Then there’s our propensity toward hyperfocus. Ask us a question when we’re busy, and it might seem like we’re ignoring you. We’re not – at least not consciously. I’ve been known to tell my mom “Yes” to things like “Do you want an egg?” and then be surprised when an egg appears in front of me, all because I was writing when she asked and I had no idea what I was even responding to. Sarah has been known to look around at midnight and say, “Where’s Mommom?” when she said goodnight to her at 9 p.m., while she was gaming.
This translates in another way, too. I told my friend Dana, “If I’m writing and you bleed to death on the floor behind me, I may not notice, or I may be a little annoyed if you can’t do it quietly.” You can imagine I’m a party to live with, can’t you?! (And, yes, I WOULD help her if she was bleeding to death on the floor behind me. Honest.

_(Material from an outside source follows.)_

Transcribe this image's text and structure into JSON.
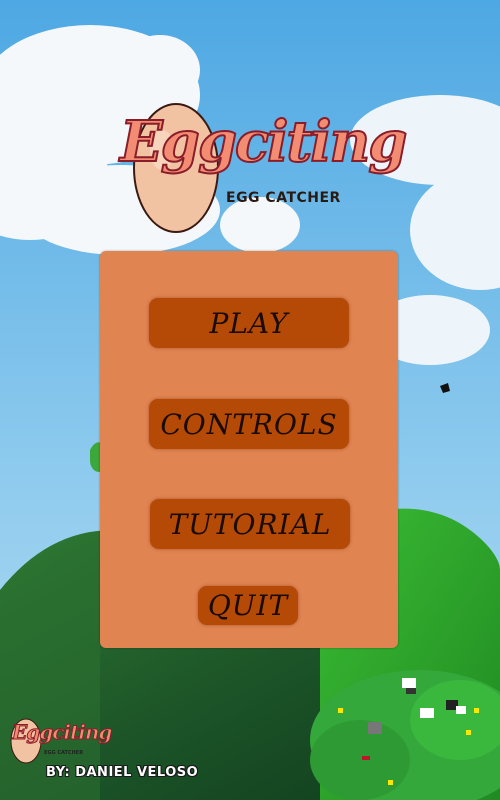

I promise, Dana.) It’s not that I don’t care or am unobservant.
In fact, with some people, I’m hyperobservant – they sigh, and I’m all “Ahh, what’s wrong, is it XYZ?” That comes over a LONG time, though, and it’s almost like I build up a mental database that helps me tell when someone is feeling a particular way. If I haven’t built that up, either I might not notice if something’s wrong, or, just as often, I might think something is wrong, but figure, “Well, if they wanted to talk about it, they’d say something,” mostly because I would be uncomfortable if someone who didn’t know me particularly well asked me, “So what’s wrong?”

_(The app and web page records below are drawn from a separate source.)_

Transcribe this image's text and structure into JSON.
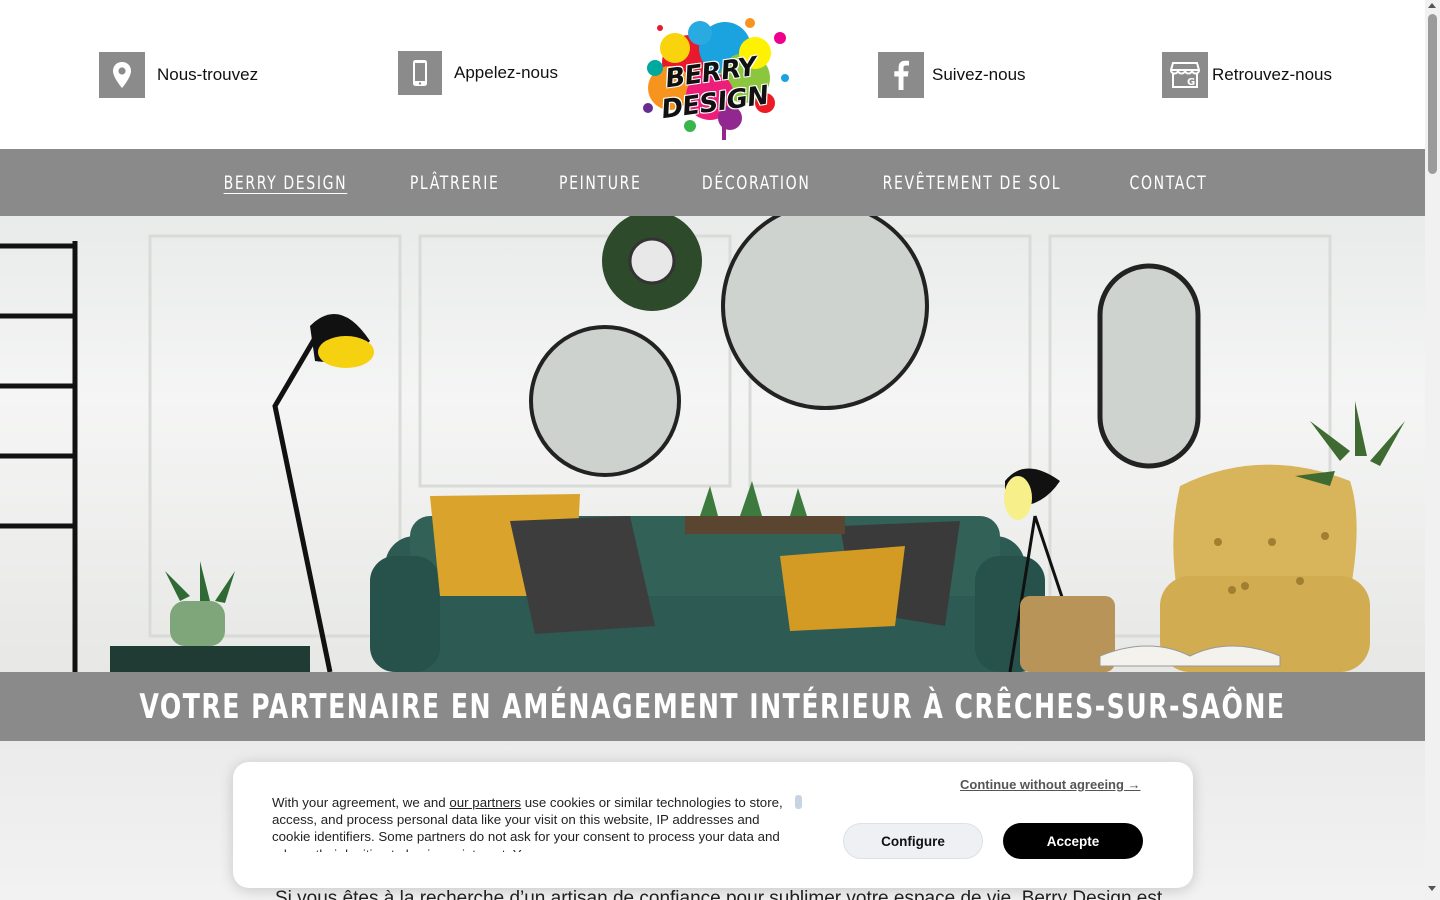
{
  "header": {
    "contacts": [
      {
        "label": "Nous-trouvez",
        "icon": "map-pin-icon"
      },
      {
        "label": "Appelez-nous",
        "icon": "phone-icon"
      },
      {
        "label": "Suivez-nous",
        "icon": "facebook-icon"
      },
      {
        "label": "Retrouvez-nous",
        "icon": "google-business-icon"
      }
    ],
    "logo_text": "BERRY DESIGN"
  },
  "nav": {
    "items": [
      {
        "label": "BERRY DESIGN",
        "active": true
      },
      {
        "label": "PLÂTRERIE"
      },
      {
        "label": "PEINTURE"
      },
      {
        "label": "DÉCORATION"
      },
      {
        "label": "REVÊTEMENT DE SOL"
      },
      {
        "label": "CONTACT"
      }
    ]
  },
  "hero": {
    "banner_title": "VOTRE PARTENAIRE EN AMÉNAGEMENT INTÉRIEUR À CRÊCHES-SUR-SAÔNE"
  },
  "main": {
    "intro_text": "Si vous êtes à la recherche d’un artisan de confiance pour sublimer votre espace de vie, Berry Design est"
  },
  "cookie_banner": {
    "text_before_link": "With your agreement, we and ",
    "link_label": "our partners",
    "text_after_link": " use cookies or similar technologies to store, access, and process personal data like your visit on this website, IP addresses and cookie identifiers. Some partners do not ask for your consent to process your data and rely on their legitimate business interest. You can",
    "continue_label": "Continue without agreeing →",
    "configure_label": "Configure",
    "accept_label": "Accepte"
  },
  "colors": {
    "nav_bg": "#8a8a8a",
    "icon_bg": "#8b8b8b",
    "accent_dark": "#000000"
  }
}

Oh, and hugging. I don’t hate hugs. But I admit, I am a hug control-freak. No surprises, please. I need to know it’s coming. Hugs from Sarah and Chris? Yes, because they’re almost an ask-permission event, one that we’re all comfortable with. Giving hugs? Not a problem – it’s on my terms. Surprise hug from behind?
In my head? THIS:

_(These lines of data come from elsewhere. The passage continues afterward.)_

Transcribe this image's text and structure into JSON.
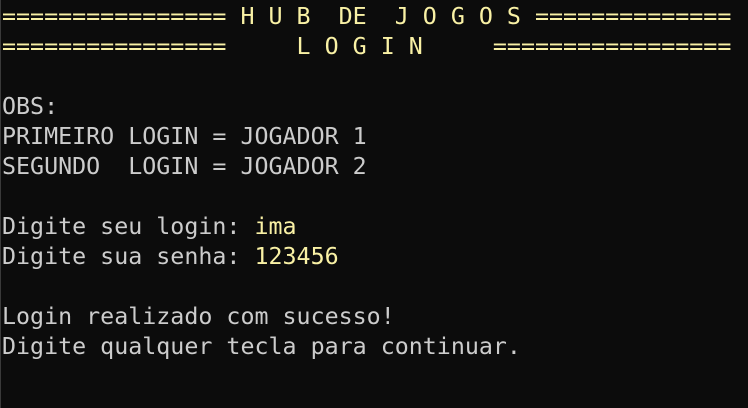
{
  "header": {
    "line1": "================ H U B  DE  J O G O S ==============",
    "line2": "================     L O G I N     ================="
  },
  "notes": {
    "title": "OBS:",
    "first": "PRIMEIRO LOGIN = JOGADOR 1",
    "second": "SEGUNDO  LOGIN = JOGADOR 2"
  },
  "form": {
    "login_prompt": "Digite seu login: ",
    "login_value": "ima",
    "password_prompt": "Digite sua senha: ",
    "password_value": "123456"
  },
  "messages": {
    "success": "Login realizado com sucesso!",
    "continue": "Digite qualquer tecla para continuar."
  },
  "colors": {
    "background": "#0c0c0c",
    "text": "#cccccc",
    "highlight": "#f9f1a5"
  }
}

So, yeah… I can imagine we’re a real party to share a house with!
The good news is, we’re also awfully hard to offend. Come in tired and cranky, and don’t say hi to us? If we notice at all, we certainly don’t mind! And if we say, “It’s no problem,” it really isn’t. (Why do people do that? I can’t grasp why someone would say it’s not a problem when it is!)
Some final thoughts on introversion
So we can be kind of strange, if you’re not familiar with our species. In good news, though, I happen to think we make GREAT friends. We’re no-pressure… you can come over, sit on our couch and play on your phone for two hours, and we’ll welcome you (and sit in the same room with you on our laptops, and call it a great evening at the end and mean it.)
If we know you’re not of the mind to do that, we’ll psych ourselves up for something awesome – bowling, a board-game night, a luau – and have a good time with you on “extrovert terms!” We might not be the first to arrive and the last to leave, we might kind of stand on the sidelines a bit, and we might not introduce ourselves to a ton of people. But just because our fun looks different doesn’t mean we’re not having fun!
We kind of like it – it’s fun to get out of our heads for a little. Just love us enough to let us back in to recharge!
We don’t look at extroversion OR introversion as “right” or “wrong.” The good part about people is that they’re all different… and it’s cool to think that we’re living proof that even when it’s not easy, you can house two VERY different families under one roof and still be friends!
So are you an introvert or an extrovert? What about your family members? Any questions, challenges or tips to share from your perspective?